Such “one-time budget maneuvers” were cited in a Moody’s Investor Services report recently to downgrade Arizona a notch.
“We view these asset sales as 1-shots…that create structural budget imbalances in future years, but that may be necessary actions to bridge the time gap until revenue stabilization or growth returns,” says Robert Kurtter, a managing director at Moody’s.
The California legislature recently released a report by its analyst’s office entitled “Should the State Sell its Office Buildings?” California originally bought office buildings to save money, the report says. The cost of leasing them back “would exceed sales revenue,” it said, making the sales “poor fiscal policy.”
But “in the current budget environment,” it added, such deals are necessary to balance the budget.
Water supply also is being sold to private interests. In Milwaukee, a consumer advocate called a plan to sell the water system “mortgaging Milwaukee’s future.” The report, by Washington-based Food and Water Watch, says private water service in general costs 59% more as new owners seek to recoup their investment. It adds: “Water users cannot vote private managers or state-appointed regulators out of office.”
City Comptroller W. Martin Morics argues that the plan, which is on the back burner, could bring in more than $500 million through a lease over 75 to 99 years.
Airports also are being privatized under a limited federal program. Deals under consideration for lease include airports in New Orleans and Puerto Rico. In Lawrenceville, Ga., residents last month protested against the privatization of Gwinnett County, Ga., airport.
Their main concerns were noise and pollution, as a private owner aims to expand it into a commercial airport. The county and a private operator have said that the plan would free up revenues, now reserved for airport use only, for other purposes and create jobs.
Dallas is selling prized outdoor spaces.

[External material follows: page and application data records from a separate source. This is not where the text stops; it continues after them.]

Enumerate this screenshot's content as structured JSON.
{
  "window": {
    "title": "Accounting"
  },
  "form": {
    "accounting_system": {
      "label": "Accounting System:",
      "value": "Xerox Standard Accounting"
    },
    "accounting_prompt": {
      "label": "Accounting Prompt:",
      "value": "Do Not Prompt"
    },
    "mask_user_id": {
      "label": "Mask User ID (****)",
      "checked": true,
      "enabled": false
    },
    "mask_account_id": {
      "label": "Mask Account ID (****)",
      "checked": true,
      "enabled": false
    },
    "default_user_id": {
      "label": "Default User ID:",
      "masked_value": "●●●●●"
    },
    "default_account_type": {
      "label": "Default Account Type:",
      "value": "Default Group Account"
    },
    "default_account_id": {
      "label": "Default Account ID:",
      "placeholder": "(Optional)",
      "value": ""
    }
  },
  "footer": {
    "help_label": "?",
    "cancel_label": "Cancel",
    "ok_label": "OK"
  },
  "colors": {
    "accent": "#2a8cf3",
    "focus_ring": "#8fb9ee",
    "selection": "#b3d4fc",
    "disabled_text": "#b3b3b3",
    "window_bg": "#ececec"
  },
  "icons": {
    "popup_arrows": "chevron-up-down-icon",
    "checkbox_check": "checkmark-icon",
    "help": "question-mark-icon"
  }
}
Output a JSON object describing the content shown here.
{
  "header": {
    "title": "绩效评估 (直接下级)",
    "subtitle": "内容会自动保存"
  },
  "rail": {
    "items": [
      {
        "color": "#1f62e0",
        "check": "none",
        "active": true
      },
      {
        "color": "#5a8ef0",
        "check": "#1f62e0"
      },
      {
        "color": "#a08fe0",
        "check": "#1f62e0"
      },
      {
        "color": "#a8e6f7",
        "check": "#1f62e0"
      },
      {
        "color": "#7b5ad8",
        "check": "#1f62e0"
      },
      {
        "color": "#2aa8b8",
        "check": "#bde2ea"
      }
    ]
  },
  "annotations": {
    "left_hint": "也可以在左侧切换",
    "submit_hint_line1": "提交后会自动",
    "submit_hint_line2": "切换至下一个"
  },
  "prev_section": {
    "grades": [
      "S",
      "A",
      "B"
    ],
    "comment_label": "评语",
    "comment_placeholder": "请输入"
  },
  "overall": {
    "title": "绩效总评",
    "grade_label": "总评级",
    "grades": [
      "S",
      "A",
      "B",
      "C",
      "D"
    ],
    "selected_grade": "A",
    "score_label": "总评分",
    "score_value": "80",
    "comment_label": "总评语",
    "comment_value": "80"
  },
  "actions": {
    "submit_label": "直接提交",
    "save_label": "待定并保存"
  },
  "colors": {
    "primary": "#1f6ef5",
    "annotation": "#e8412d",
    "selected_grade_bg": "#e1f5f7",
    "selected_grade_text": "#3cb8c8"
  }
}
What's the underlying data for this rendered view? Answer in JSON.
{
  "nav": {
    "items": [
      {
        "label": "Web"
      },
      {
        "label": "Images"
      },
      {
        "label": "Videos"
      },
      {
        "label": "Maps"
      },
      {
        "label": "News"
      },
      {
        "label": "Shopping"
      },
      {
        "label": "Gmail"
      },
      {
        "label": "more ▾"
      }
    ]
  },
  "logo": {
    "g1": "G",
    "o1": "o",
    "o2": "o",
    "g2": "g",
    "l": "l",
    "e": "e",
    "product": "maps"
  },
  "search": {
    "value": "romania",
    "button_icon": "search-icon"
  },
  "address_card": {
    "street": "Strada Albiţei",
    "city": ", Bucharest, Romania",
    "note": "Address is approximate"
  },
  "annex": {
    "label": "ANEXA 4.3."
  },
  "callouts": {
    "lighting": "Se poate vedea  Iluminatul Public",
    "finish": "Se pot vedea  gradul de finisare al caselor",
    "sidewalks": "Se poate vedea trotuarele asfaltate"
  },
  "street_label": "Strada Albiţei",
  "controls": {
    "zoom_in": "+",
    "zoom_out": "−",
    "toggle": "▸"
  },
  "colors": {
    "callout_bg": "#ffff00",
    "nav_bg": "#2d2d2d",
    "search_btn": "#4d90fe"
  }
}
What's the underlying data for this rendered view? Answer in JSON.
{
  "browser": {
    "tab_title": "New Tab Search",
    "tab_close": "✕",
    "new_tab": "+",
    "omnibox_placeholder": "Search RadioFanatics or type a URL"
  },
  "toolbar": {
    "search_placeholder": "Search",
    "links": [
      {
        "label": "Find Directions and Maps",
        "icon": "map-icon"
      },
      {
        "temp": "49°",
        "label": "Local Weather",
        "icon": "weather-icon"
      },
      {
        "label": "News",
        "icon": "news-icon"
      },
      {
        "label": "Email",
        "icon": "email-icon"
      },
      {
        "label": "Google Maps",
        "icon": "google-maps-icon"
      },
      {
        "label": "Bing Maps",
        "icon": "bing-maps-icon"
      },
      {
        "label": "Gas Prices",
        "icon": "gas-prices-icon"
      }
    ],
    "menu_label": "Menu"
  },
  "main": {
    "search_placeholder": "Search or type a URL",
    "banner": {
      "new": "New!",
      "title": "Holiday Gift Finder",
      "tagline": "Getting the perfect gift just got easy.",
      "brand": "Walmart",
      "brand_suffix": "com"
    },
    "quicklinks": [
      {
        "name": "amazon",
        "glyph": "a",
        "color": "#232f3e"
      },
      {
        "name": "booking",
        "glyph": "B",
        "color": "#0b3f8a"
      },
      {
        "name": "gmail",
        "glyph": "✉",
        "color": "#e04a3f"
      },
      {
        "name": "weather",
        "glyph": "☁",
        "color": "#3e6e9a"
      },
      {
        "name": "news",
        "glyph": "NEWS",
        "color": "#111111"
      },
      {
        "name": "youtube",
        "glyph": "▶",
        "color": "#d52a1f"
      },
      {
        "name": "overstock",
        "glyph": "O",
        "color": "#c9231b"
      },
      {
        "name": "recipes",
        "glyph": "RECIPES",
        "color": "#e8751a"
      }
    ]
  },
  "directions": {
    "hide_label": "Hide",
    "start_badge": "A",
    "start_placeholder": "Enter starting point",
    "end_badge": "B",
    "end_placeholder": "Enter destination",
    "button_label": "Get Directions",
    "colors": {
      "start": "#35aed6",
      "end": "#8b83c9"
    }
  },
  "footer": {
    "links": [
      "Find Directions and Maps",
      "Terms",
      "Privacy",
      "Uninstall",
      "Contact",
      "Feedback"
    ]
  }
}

After turning over operation of the zoo to a private firm, the city is now hawking the Farmers’ Market and Fair Park.
“It would be part of budget solutions and streamlining operations,” says city spokesman Frank Librio, who notes that the city is doing what it can to close a budget gap and replenish reserves.